Originally from Galveston, Texas, Father McCarthy attended seminary in San Antonio.  “Stan and I were not in the same class in the seminary, but we got to be good friends, due to working together in the book bindery and visitations at each other’s homes in vacation time,” Father McCarthy said.  Father Rother was two years behind him in the seminary. Eventually, Father Rother was asked to leave because of difficulty with Latin.  “All of the philosophy and theology textbooks and canon law were all in Latin,” Father McCarthy said. “That was the way things were then.”  Father Rother departed  during Father McCarthy’s final year of seminary.  “There were so many Oklahoma guys in the seminary with us,” he said. “Stanley was from Oklahoma.

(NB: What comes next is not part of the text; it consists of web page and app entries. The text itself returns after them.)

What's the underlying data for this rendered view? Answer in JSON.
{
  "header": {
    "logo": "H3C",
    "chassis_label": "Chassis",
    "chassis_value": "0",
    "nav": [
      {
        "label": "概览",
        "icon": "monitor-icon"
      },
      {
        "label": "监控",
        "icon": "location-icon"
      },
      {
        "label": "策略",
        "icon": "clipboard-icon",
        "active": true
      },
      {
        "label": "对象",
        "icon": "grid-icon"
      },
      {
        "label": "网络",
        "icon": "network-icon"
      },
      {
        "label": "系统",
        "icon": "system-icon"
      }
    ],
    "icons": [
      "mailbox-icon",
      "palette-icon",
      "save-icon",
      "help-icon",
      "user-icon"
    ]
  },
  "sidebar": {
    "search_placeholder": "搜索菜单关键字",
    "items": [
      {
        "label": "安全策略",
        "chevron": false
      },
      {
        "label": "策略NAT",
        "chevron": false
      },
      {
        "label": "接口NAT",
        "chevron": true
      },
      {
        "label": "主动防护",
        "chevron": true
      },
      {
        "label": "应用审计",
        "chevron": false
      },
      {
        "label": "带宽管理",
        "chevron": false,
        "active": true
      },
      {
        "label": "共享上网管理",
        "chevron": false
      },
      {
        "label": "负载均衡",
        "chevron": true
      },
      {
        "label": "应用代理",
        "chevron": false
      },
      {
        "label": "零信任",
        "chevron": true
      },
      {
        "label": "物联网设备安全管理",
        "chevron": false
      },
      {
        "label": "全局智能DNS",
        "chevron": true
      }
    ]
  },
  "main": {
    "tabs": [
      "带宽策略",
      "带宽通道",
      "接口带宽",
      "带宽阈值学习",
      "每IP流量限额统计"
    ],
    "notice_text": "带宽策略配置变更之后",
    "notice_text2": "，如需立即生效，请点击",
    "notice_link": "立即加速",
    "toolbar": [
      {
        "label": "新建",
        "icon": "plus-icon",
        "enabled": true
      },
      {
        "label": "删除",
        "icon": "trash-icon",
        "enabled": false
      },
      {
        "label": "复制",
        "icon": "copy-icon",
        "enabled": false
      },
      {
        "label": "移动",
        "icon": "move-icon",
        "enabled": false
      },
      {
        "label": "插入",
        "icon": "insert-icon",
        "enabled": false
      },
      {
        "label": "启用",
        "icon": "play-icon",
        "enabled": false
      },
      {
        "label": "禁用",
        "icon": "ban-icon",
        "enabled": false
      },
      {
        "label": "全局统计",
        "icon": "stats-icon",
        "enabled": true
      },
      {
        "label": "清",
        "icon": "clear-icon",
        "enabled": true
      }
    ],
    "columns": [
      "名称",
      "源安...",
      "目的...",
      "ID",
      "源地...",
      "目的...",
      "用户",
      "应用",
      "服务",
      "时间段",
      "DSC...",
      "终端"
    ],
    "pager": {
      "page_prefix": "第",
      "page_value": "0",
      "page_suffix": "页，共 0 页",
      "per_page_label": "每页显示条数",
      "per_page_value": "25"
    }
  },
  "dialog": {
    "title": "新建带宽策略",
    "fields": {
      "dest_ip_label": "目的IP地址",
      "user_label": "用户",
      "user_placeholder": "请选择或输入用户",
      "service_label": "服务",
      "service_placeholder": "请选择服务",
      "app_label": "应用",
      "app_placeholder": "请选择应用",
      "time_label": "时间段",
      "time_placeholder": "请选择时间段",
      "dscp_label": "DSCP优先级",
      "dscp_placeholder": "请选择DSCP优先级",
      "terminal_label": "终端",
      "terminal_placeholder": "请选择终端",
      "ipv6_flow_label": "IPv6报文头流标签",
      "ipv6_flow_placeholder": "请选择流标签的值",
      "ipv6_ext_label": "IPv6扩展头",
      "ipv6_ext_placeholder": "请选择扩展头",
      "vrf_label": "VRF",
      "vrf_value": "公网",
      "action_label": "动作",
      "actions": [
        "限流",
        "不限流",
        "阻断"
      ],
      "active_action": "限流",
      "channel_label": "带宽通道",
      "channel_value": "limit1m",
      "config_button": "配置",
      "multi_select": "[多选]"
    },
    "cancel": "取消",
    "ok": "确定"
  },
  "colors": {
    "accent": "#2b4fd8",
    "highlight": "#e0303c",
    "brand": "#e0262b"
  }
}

They were heartbroken when we found out he was asked to leave.”  Yet Father Rother didn’t give up on his vocation. Bishop Victor Reed found another seminary in Maryland.  “We kept in touch,” Father McCarthy said. “I used to visit in the summertime. I would stay at Stanley’s home and tried to help at farm work, but I wasn’t very good at it.  “When I was ordained in 1959, he and his mother came to Galveston for my First Mass. He was thurifer for my First Mass.”  In return, Father McCarthy acted as subdeacon for Father Rother’s First Solemn High Mass in 1963.

In 1968, Father Rother went to Santiago Atitlan on assignment from the Diocese of Oklahoma City-Tulsa (which is now the Archdiocese of Oklahoma City). Called “Padre Francisco” and “Padre Aplas,” he helped the locals build a small hospital, school and radio station. Father McCarthy said. He also taught the locals improved methods of farming and fishing. In spite of his difficulties with Latin in his first seminary, Father Rother translated the Mass and several parts of the New Testament into Tz’utujil, the language of his parishioners, Father McCarthy said.  “He and I stayed in contact when he went down to Guatemala,” Father McCarthy said. “He was very much a part of the community for years.”  The mission was about 10 years old when Father Rother arrived, with a staff of 10, Father McCarthy said.  “But gradually over the years, he was the only one left,” Father McCarthy said.  The Rother family and his friends knew the continued presence in Guatemala was dangerous.  “He knew he was on a death list,” Father McCarthy said. “(His family) encouraged him to stay, but he went back. He always said ‘The shepherd cannot run.’ I was always edified by his attitude. He could have stayed home and been safe, but he said ‘I want to be with my people.’ ”

 

Father McCarthy remembers getting the call.  “I was visiting with some people Sunday night and I got a call from Frans Rother and he said ‘They killed Stan.’ ” Father McCarthy said.  As a friend, he was touched the Rother family thought to call him a mere 24 hours after the murder.  “After Stanley was killed, they kept his heart in a shrine in his mission church,” Father McCarthy said. “It’s still there as a shrine.”  The Guatemalean church wished to keep Father Rother’s body, but it was returned to Oklahoma and he was buried in Okarche in 1981.  “I always regret that I couldn’t go to his funeral,” he said softly, adding he had obligations with members of his parish that could not be re-scheduled.

“I was not surprised to hear that he was up for sainthood,” Father McCarthy said. “The Guatemalean people considered him a martyr right away.”  “Being a martyr was one way to become a saint. Once you’re declared a martyr, it cleared the way for his beatification, which is the next to last step to sainthood.”  Once he is beatified on Sept. 23, Father Rother will be called “Blessed.” In order for a beatified person to become a saint, a miracle must be attributed to their cause.  Because of their friendship, Father McCarthy was one of many people called to give a testimony for Father Rother on his road to eventual sainthood.  Father McCarthy said his friend’s life serves as an example for everyone.  “All of us are called to make sacrifices in life,” he said. “Maybe not the supreme sacrifices (Father Rother) did, but all of us need to realize we have duties and obligations we cannot run from.”  Catholic News Service contributed biographical background on Father Rother to this story.